Wednesday, May 21, 2008


A Middle aged man sometimes unexpectedly finds himself with a chunk of spare time amongst the activities of his day. A rare occurrence, he makes certain when this happens that he uses this time in the best way he knows how – by doing precisely nothing. We find him sitting on the kerb idly tossing pebbles amongst autumn leaves at the back of an inner city hotel. His thoughts run.

There is a tree roughly opposite his seating place, nearly empty of leaves but laden with a city of birds. The man has never seen so many birds condensed into a single location. Each branch droops under the weight of its occupants. The man thinks that the tree is like a kaleidoscope of chittering shapes and colours. He spots fantails and sparrows and finches and blackbirds and native pigeons and waxeyes and thrushes, loosely assembled into specie-based factions. He feels for the braches that support a large group of heavy looking birds, blackly silhouetted against the sky.

A woman stands underneath the tree by the road dressed in a vivid Cobalt blue coat, black leggings, black boots. She has a felt beret pushed rakishly over the side of her shock of auburn hair. Her eyes are furtive. The man notices the sky behind her melting slowly from azure to light pink to something more like her coat.

Overhead the birds continue their recreational politics, preening, or jumping from branch to branch. The man wonders if he is foolish to consider that two birds sitting snugly against one another may be in love. Love in high branches, a concentric safety, where two hearts orbit each other.

Just then an old car pulls up and the woman gets in without a word. As she does she casts her gaze across the scene, something between a survey and a goodbye. Her eyes pass over the spot where the man sits but they don’t linger. As the car starts up and crawls forward there is a sharp retort from the exhaust, a gunshot-like backfire. The tree explodes in a squall of tawny arrows as birds flee the sound in every direction. For a moment the air is filled with a haphazard firework as the fleeing birds exodus radiates them outwards. The flight of individual birds appear random but the combined shape of their flight makes the sky look like a black firecracker has exploded – silhouettes against a steadily more blue sky. Crazy cinders drop and swerve as like finds like. Out of the initial chaos small bands become groups become packs. Only a few seconds have passed and a small haze of blue smoke hangs lazily over the road.

The tree is shivering its relief, every bough lightened, like a spring released. As it quivers an organic dancing the man thinks that it must momentarily feel like a sapling again, light and joyous. He is reminded of the way he felt when he heard his partner had become pregnant – two years ago.

Wednesday, May 14, 2008

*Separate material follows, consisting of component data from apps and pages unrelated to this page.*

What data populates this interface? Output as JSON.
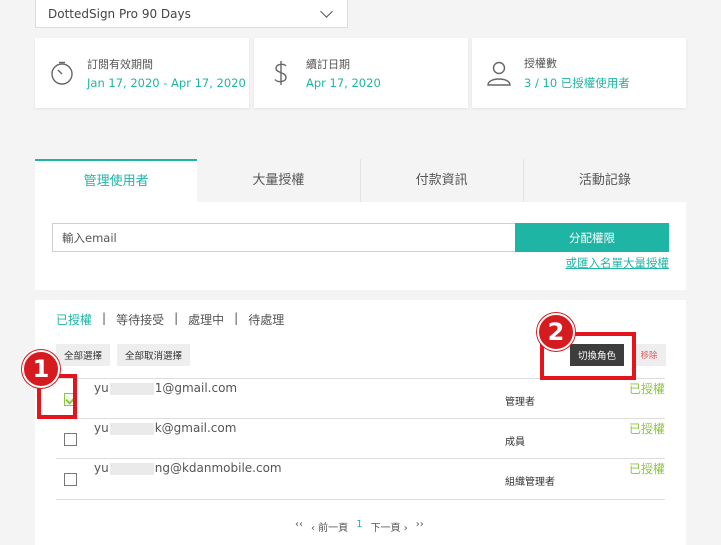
{
  "plan": {
    "selected": "DottedSign Pro 90 Days"
  },
  "cards": [
    {
      "icon": "timer-icon",
      "label": "訂閱有效期間",
      "value": "Jan 17, 2020 - Apr 17, 2020"
    },
    {
      "icon": "dollar-icon",
      "label": "續訂日期",
      "value": "Apr 17, 2020"
    },
    {
      "icon": "user-icon",
      "label": "授權數",
      "value": "3 / 10 已授權使用者"
    }
  ],
  "tabs": [
    {
      "label": "管理使用者",
      "active": true
    },
    {
      "label": "大量授權"
    },
    {
      "label": "付款資訊"
    },
    {
      "label": "活動記錄"
    }
  ],
  "assign": {
    "placeholder": "輸入email",
    "button": "分配權限",
    "import_link": "或匯入名單大量授權"
  },
  "filters": {
    "authorized": "已授權",
    "pending": "等待接受",
    "processing": "處理中",
    "to_process": "待處理",
    "separator": "|"
  },
  "actions": {
    "select_all": "全部選擇",
    "deselect_all": "全部取消選擇",
    "switch_role": "切換角色",
    "remove": "移除"
  },
  "users": [
    {
      "email_prefix": "yu",
      "email_suffix": "1@gmail.com",
      "role": "管理者",
      "status": "已授權",
      "checked": true
    },
    {
      "email_prefix": "yu",
      "email_suffix": "k@gmail.com",
      "role": "成員",
      "status": "已授權",
      "checked": false
    },
    {
      "email_prefix": "yu",
      "email_suffix": "ng@kdanmobile.com",
      "role": "組織管理者",
      "status": "已授權",
      "checked": false
    }
  ],
  "pager": {
    "first": "‹‹",
    "prev": "‹ 前一頁",
    "current": "1",
    "next": "下一頁 ›",
    "last": "››"
  },
  "annotations": {
    "one": "1",
    "two": "2"
  },
  "colors": {
    "accent": "#1fb5a4",
    "status_green": "#8dc63f",
    "annotation_red": "#e3141c"
  }
}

I guess that humans are just pretty complex things. Either screaming bloody everything’s into nothing, or whispering hollow nothings into everything. Perhaps we can think for a moment of humans as celestial bodies – stars, planets, asteroids, dust. “dust as dust as dust” as Sylvia Plath so eloquently and frankly writes. Perhaps our own situation in the cosmos is actually pretty rare… a number of spinning globs of matter in near perfect arrangement around our star, concentric circles, galactic ripples. Maybe this is like our version of the nuclear family, the way things settle into place and start to produce that happy illusion of inevitability, when really, we are much more akin to those chance beings – bodies in elliptical orbits – like Hailey’s comet. We perhaps only skim in and out of these temporary pools of gravity, changing and being changed by them.

I think perhaps we find ourselves surprised when entering into relationships we expect to be concentric – nuclear – to find out that actually this gravity is only a temporary affair. What felt irresistible is a force that will propel you just as far away as you were before. The same force that attracts will also eventually sling you away, so gracefully and carelessly as to feel unfathomably cruel – such simple beauty – inflicted.

What appeared to be a singular attraction is shown to be a mere miracle of gravity – the thing that so comforts, so anchors us – that calls us towards home, cosy terra-firma is actually equally a force of repulsion. The thing that draws you inwards, that we perceive to be a singular calling, is actively pushing you outwards, into the cold of the world. Excruciating beauty. A glimpse of the ocean through the trees. A siren forever wailing… Dust as dust as dust.

It is a curse that in sadness there is great joy, that in joy there is profound sadness, that in relationships you are alone, and alone are companioned with humanity. It is a curse that we have the ability and freedom to think abstract thoughts, to link things alien to one another, with nothing more than words – inadequate ciphers! It is a curse that we cannot possibly condemn this to evil, because it is this curse in which we show our greatest possibility, our greatest wealth, our proverbial philosophers stone, creation.

No divine thing, creation, entirely human. Creation from silver tongues, from honeyed lips, from lithe fingers and livid flesh, from the darkest demon filled recesses and the most fragile sun bleached realisations. Forever Sisyphus, forever happy, forever sad, lonely elliptical asteroids.

Saturday, May 10, 2008

many one thing

Sand, Pillow. 2008

The last show at Happy. Images of this work of mine, and of the rest of the show can be found at:

John Ward Knox. Curriculum Vitae